Dataset section start
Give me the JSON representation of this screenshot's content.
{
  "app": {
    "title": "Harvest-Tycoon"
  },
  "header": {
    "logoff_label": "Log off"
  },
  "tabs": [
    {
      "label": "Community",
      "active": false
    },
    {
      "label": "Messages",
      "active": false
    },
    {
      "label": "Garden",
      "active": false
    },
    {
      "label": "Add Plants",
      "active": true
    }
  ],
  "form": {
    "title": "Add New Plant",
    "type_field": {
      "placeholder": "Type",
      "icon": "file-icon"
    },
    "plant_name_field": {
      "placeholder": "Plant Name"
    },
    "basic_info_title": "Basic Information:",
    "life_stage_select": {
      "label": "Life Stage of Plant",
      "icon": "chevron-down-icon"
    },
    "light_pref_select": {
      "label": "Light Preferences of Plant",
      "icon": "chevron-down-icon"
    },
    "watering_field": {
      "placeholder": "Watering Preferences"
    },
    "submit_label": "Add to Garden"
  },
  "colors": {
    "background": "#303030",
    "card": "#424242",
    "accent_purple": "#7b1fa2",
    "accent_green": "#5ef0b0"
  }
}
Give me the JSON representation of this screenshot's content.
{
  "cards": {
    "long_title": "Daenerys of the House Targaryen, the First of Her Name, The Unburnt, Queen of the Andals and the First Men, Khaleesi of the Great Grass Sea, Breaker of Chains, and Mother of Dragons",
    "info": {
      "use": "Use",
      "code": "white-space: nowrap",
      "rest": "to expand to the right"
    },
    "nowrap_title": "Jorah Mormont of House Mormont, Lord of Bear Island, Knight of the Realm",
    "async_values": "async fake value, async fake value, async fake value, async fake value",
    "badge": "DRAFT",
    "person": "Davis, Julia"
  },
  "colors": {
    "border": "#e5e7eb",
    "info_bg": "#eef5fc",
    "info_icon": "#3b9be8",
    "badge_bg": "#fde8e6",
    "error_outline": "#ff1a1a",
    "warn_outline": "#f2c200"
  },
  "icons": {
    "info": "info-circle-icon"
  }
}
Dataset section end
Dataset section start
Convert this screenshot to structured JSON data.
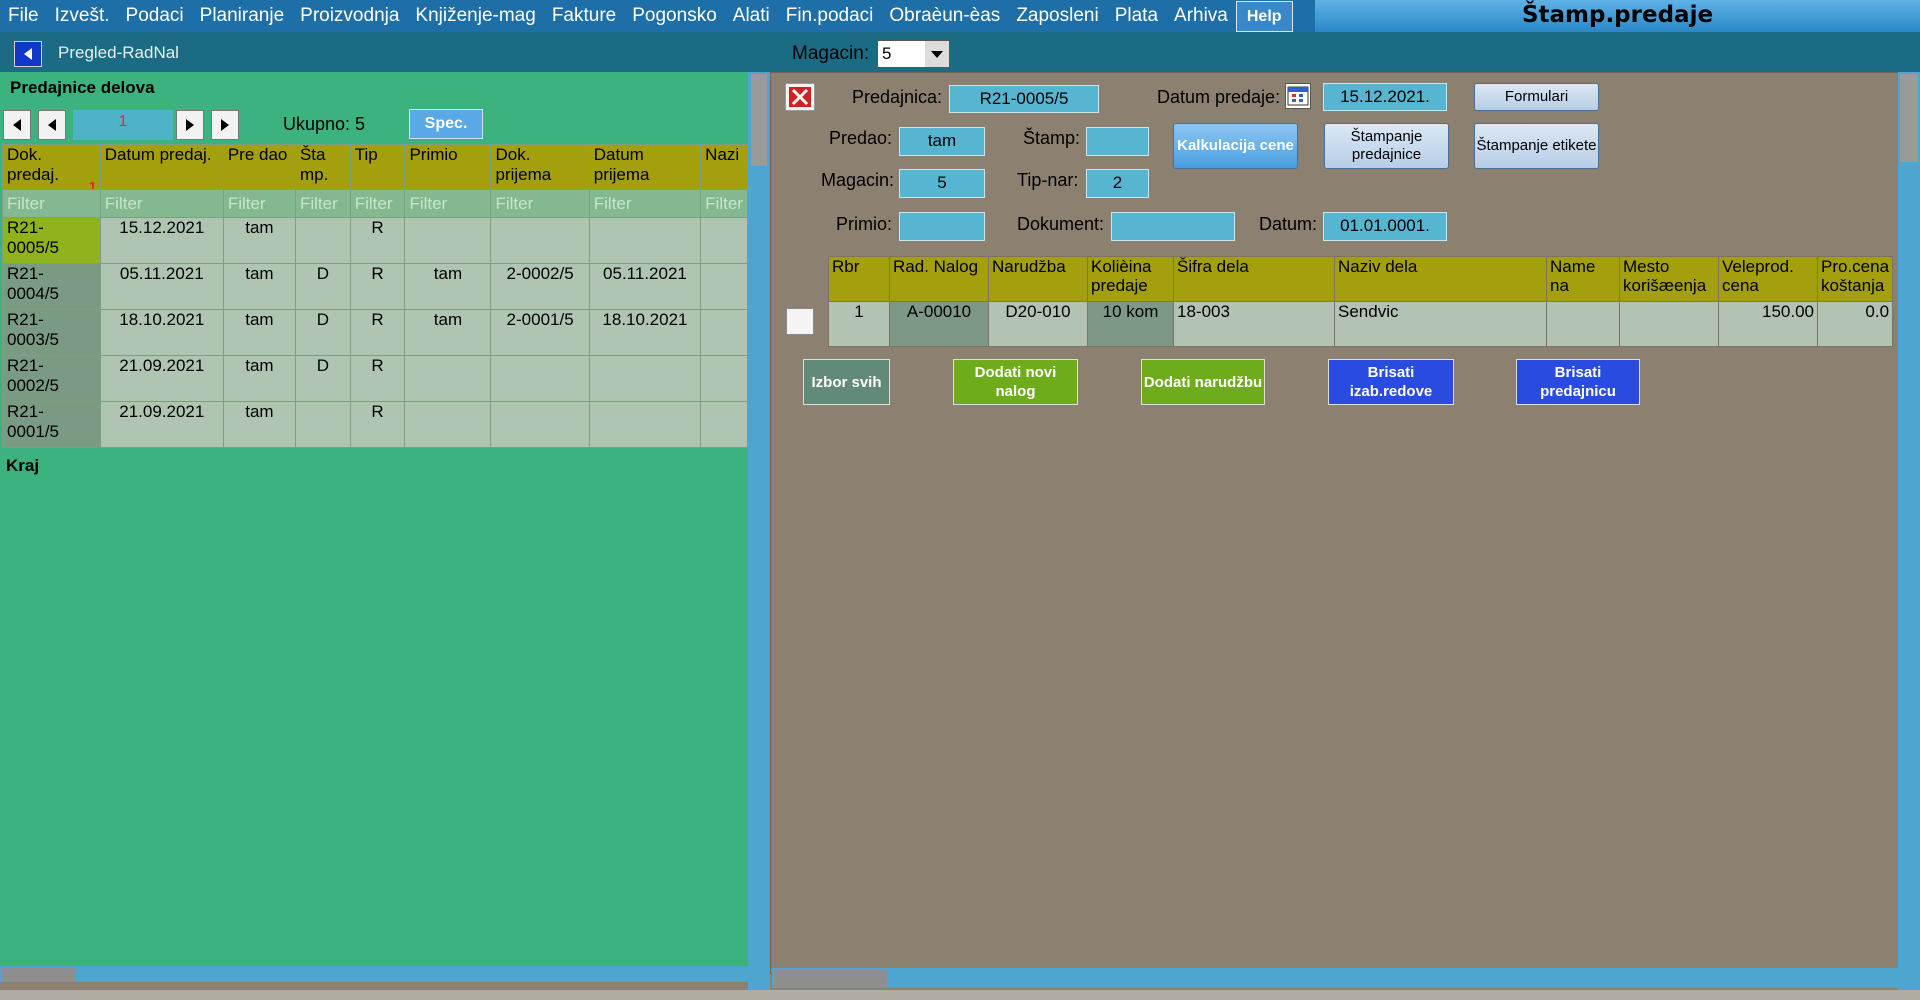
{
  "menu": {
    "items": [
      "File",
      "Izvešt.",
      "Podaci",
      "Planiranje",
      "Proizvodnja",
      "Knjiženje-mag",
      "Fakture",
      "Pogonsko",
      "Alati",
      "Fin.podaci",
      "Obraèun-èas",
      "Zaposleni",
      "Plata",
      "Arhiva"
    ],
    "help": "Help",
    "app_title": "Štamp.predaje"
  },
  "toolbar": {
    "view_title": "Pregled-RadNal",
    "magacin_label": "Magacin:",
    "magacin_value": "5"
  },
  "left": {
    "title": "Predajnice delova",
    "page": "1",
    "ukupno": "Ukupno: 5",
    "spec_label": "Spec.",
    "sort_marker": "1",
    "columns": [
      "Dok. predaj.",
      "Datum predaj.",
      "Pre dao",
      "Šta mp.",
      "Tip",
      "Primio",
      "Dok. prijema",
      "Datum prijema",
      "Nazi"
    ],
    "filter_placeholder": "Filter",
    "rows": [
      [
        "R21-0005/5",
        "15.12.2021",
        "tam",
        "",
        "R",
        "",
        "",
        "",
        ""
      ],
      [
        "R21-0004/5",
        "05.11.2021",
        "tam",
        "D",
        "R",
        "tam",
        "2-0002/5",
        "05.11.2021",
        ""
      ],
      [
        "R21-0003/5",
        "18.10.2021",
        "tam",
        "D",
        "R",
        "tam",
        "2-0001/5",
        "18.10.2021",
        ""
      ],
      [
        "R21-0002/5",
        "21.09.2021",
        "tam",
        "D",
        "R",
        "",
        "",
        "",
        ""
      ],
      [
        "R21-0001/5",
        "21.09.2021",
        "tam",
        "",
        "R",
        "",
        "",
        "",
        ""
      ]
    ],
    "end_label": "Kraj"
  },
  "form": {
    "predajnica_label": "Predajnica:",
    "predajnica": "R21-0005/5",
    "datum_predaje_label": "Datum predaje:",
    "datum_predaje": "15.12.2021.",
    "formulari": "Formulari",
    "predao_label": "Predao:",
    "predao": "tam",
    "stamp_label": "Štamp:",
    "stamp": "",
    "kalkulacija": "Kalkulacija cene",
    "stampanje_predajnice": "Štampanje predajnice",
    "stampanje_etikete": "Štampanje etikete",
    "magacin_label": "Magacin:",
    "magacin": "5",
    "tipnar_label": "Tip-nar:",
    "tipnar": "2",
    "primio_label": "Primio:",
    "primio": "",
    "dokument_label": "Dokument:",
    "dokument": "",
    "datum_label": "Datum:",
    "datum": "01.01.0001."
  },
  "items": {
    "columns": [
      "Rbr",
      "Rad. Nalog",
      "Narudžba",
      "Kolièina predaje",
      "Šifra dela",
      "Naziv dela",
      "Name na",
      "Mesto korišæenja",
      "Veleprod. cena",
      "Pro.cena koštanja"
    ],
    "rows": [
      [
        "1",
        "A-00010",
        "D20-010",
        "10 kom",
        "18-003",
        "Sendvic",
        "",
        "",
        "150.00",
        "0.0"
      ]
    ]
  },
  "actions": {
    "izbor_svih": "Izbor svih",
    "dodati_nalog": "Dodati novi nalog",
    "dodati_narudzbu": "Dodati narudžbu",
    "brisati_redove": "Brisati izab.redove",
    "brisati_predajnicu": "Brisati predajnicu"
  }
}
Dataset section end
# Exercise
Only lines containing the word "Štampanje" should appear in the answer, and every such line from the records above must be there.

# Output
    "stampanje_predajnice": "Štampanje predajnice",
    "stampanje_etikete": "Štampanje etikete",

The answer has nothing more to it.